PROBLEM TO SOLVE: Which lines of the data hold the word "Epoch"? Copy all of them.

[GIVEN INFORMATION]

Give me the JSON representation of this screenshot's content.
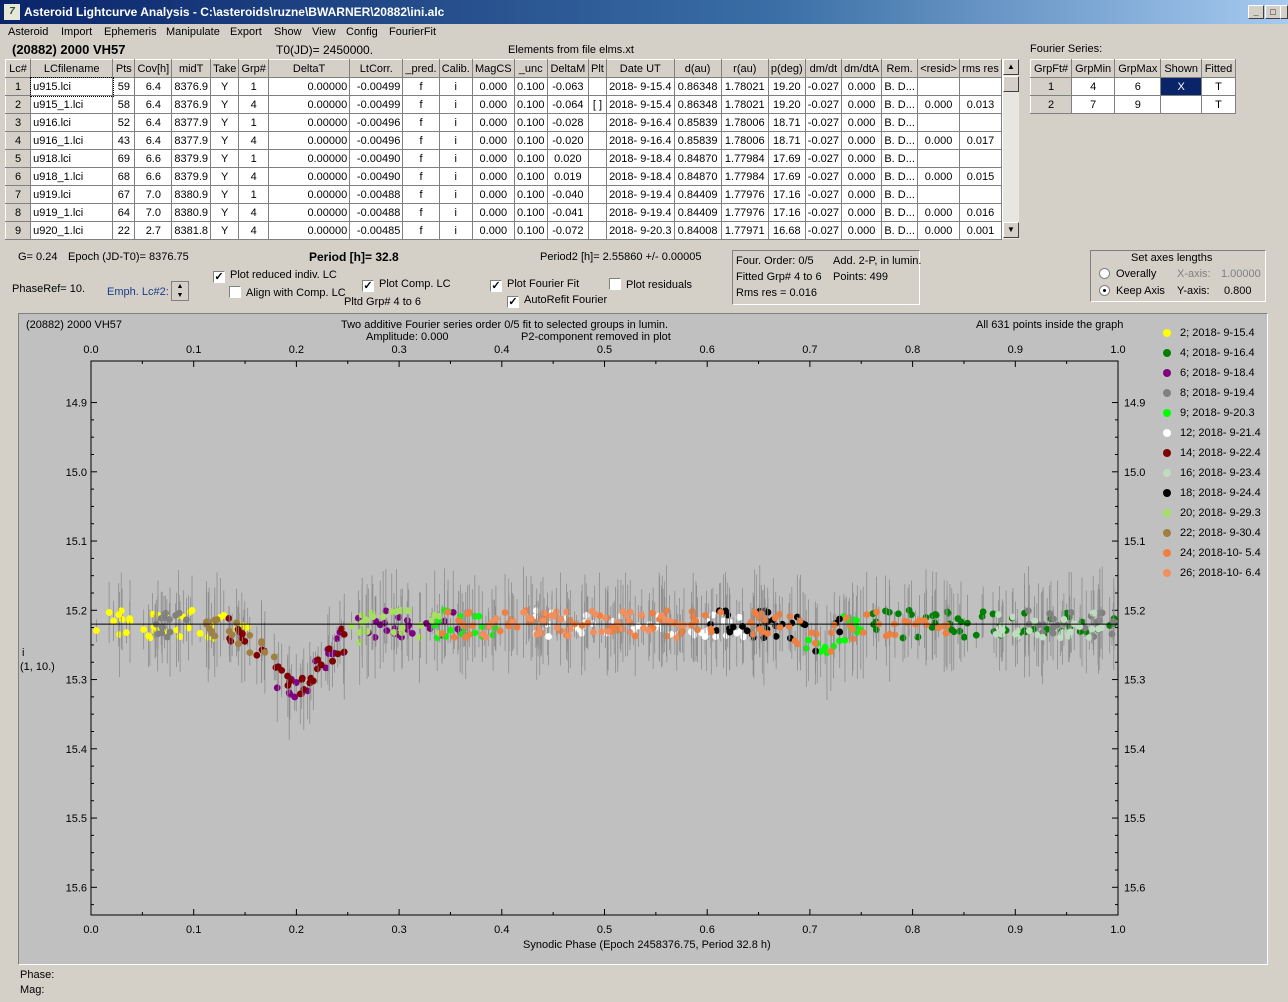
{
  "window": {
    "title": "Asteroid Lightcurve Analysis - C:\\asteroids\\ruzne\\BWARNER\\20882\\ini.alc",
    "icon": "app-icon",
    "min": "_",
    "max": "□",
    "close": "✕"
  },
  "menu": [
    "Asteroid",
    "Import",
    "Ephemeris",
    "Manipulate",
    "Export",
    "Show",
    "View",
    "Config",
    "FourierFit"
  ],
  "header": {
    "object": "(20882) 2000 VH57",
    "t0": "T0(JD)= 2450000.",
    "elements": "Elements from file elms.xt"
  },
  "table": {
    "columns": [
      "Lc#",
      "LCfilename",
      "Pts",
      "Cov[h]",
      "midT",
      "Take",
      "Grp#",
      "DeltaT",
      "LtCorr.",
      "_pred.",
      "Calib.",
      "MagCS",
      "_unc",
      "DeltaM",
      "Plt",
      "Date UT",
      "d(au)",
      "r(au)",
      "p(deg)",
      "dm/dt",
      "dm/dtA",
      "Rem.",
      "<resid>",
      "rms res"
    ],
    "rows": [
      [
        "1",
        "u915.lci",
        "59",
        "6.4",
        "8376.9",
        "Y",
        "1",
        "0.00000",
        "-0.00499",
        "f",
        "i",
        "0.000",
        "0.100",
        "-0.063",
        "",
        "2018- 9-15.4",
        "0.86348",
        "1.78021",
        "19.20",
        "-0.027",
        "0.000",
        "B. D...",
        "",
        ""
      ],
      [
        "2",
        "u915_1.lci",
        "58",
        "6.4",
        "8376.9",
        "Y",
        "4",
        "0.00000",
        "-0.00499",
        "f",
        "i",
        "0.000",
        "0.100",
        "-0.064",
        "[ ]",
        "2018- 9-15.4",
        "0.86348",
        "1.78021",
        "19.20",
        "-0.027",
        "0.000",
        "B. D...",
        "0.000",
        "0.013"
      ],
      [
        "3",
        "u916.lci",
        "52",
        "6.4",
        "8377.9",
        "Y",
        "1",
        "0.00000",
        "-0.00496",
        "f",
        "i",
        "0.000",
        "0.100",
        "-0.028",
        "",
        "2018- 9-16.4",
        "0.85839",
        "1.78006",
        "18.71",
        "-0.027",
        "0.000",
        "B. D...",
        "",
        ""
      ],
      [
        "4",
        "u916_1.lci",
        "43",
        "6.4",
        "8377.9",
        "Y",
        "4",
        "0.00000",
        "-0.00496",
        "f",
        "i",
        "0.000",
        "0.100",
        "-0.020",
        "",
        "2018- 9-16.4",
        "0.85839",
        "1.78006",
        "18.71",
        "-0.027",
        "0.000",
        "B. D...",
        "0.000",
        "0.017"
      ],
      [
        "5",
        "u918.lci",
        "69",
        "6.6",
        "8379.9",
        "Y",
        "1",
        "0.00000",
        "-0.00490",
        "f",
        "i",
        "0.000",
        "0.100",
        "0.020",
        "",
        "2018- 9-18.4",
        "0.84870",
        "1.77984",
        "17.69",
        "-0.027",
        "0.000",
        "B. D...",
        "",
        ""
      ],
      [
        "6",
        "u918_1.lci",
        "68",
        "6.6",
        "8379.9",
        "Y",
        "4",
        "0.00000",
        "-0.00490",
        "f",
        "i",
        "0.000",
        "0.100",
        "0.019",
        "",
        "2018- 9-18.4",
        "0.84870",
        "1.77984",
        "17.69",
        "-0.027",
        "0.000",
        "B. D...",
        "0.000",
        "0.015"
      ],
      [
        "7",
        "u919.lci",
        "67",
        "7.0",
        "8380.9",
        "Y",
        "1",
        "0.00000",
        "-0.00488",
        "f",
        "i",
        "0.000",
        "0.100",
        "-0.040",
        "",
        "2018- 9-19.4",
        "0.84409",
        "1.77976",
        "17.16",
        "-0.027",
        "0.000",
        "B. D...",
        "",
        ""
      ],
      [
        "8",
        "u919_1.lci",
        "64",
        "7.0",
        "8380.9",
        "Y",
        "4",
        "0.00000",
        "-0.00488",
        "f",
        "i",
        "0.000",
        "0.100",
        "-0.041",
        "",
        "2018- 9-19.4",
        "0.84409",
        "1.77976",
        "17.16",
        "-0.027",
        "0.000",
        "B. D...",
        "0.000",
        "0.016"
      ],
      [
        "9",
        "u920_1.lci",
        "22",
        "2.7",
        "8381.8",
        "Y",
        "4",
        "0.00000",
        "-0.00485",
        "f",
        "i",
        "0.000",
        "0.100",
        "-0.072",
        "",
        "2018- 9-20.3",
        "0.84008",
        "1.77971",
        "16.68",
        "-0.027",
        "0.000",
        "B. D...",
        "0.000",
        "0.001"
      ]
    ]
  },
  "fourier": {
    "title": "Fourier Series:",
    "columns": [
      "GrpFt#",
      "GrpMin",
      "GrpMax",
      "Shown",
      "Fitted"
    ],
    "rows": [
      [
        "1",
        "4",
        "6",
        "X",
        "T"
      ],
      [
        "2",
        "7",
        "9",
        "",
        "T"
      ]
    ]
  },
  "controls": {
    "g": "G= 0.24",
    "epoch": "Epoch (JD-T0)= 8376.75",
    "period": "Period [h]= 32.8",
    "period2": "Period2 [h]= 2.55860 +/- 0.00005",
    "phaseref": "PhaseRef= 10.",
    "emph": "Emph. Lc#2:",
    "plot_reduced": "Plot reduced indiv. LC",
    "align": "Align with Comp. LC",
    "plot_comp": "Plot Comp. LC",
    "pltd_grp": "Pltd Grp#  4   to    6",
    "plot_fourier": "Plot Fourier Fit",
    "autorefit": "AutoRefit Fourier",
    "plot_resid": "Plot residuals",
    "info1": "Four. Order:  0/5",
    "info2": "Add. 2-P, in lumin.",
    "info3": "Fitted Grp# 4 to 6",
    "info4": "Points: 499",
    "info5": "Rms res      = 0.016",
    "axes_title": "Set axes lengths",
    "overally": "Overally",
    "keep": "Keep Axis",
    "xaxis_lbl": "X-axis:",
    "xaxis_val": "1.00000",
    "yaxis_lbl": "Y-axis:",
    "yaxis_val": "0.800"
  },
  "plot": {
    "topleft": "(20882) 2000 VH57",
    "caption1": "Two additive Fourier series order 0/5 fit to selected groups in lumin.",
    "caption2": "Amplitude: 0.000",
    "caption3": "P2-component removed in plot",
    "topright": "All 631 points inside the graph",
    "ylabel1": "i",
    "ylabel2": "(1, 10.)",
    "xlabel": "Synodic Phase (Epoch 2458376.75, Period 32.8 h)"
  },
  "chart_data": {
    "type": "scatter",
    "xlim": [
      0,
      1
    ],
    "ylim": [
      15.64,
      14.84
    ],
    "x_ticks": [
      "0.0",
      "0.1",
      "0.2",
      "0.3",
      "0.4",
      "0.5",
      "0.6",
      "0.7",
      "0.8",
      "0.9",
      "1.0"
    ],
    "y_ticks": [
      "14.9",
      "15.0",
      "15.1",
      "15.2",
      "15.3",
      "15.4",
      "15.5",
      "15.6"
    ],
    "fit_level": 15.22,
    "series": [
      {
        "name": "2; 2018- 9-15.4",
        "color": "#ffff00"
      },
      {
        "name": "4; 2018- 9-16.4",
        "color": "#008000"
      },
      {
        "name": "6; 2018- 9-18.4",
        "color": "#800080"
      },
      {
        "name": "8; 2018- 9-19.4",
        "color": "#808080"
      },
      {
        "name": "9; 2018- 9-20.3",
        "color": "#00ff00"
      },
      {
        "name": "12; 2018- 9-21.4",
        "color": "#ffffff"
      },
      {
        "name": "14; 2018- 9-22.4",
        "color": "#800000"
      },
      {
        "name": "16; 2018- 9-23.4",
        "color": "#c0dcc0"
      },
      {
        "name": "18; 2018- 9-24.4",
        "color": "#000000"
      },
      {
        "name": "20; 2018- 9-29.3",
        "color": "#a6e060"
      },
      {
        "name": "22; 2018- 9-30.4",
        "color": "#a08040"
      },
      {
        "name": "24; 2018-10- 5.4",
        "color": "#f08040"
      },
      {
        "name": "26; 2018-10- 6.4",
        "color": "#f09060"
      }
    ]
  },
  "status": {
    "phase": "Phase:",
    "mag": "Mag:"
  }
}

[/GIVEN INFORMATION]

ANSWER SPACE:
    "epoch": "Epoch (JD-T0)= 8376.75",
    "xlabel": "Synodic Phase (Epoch 2458376.75, Period 32.8 h)"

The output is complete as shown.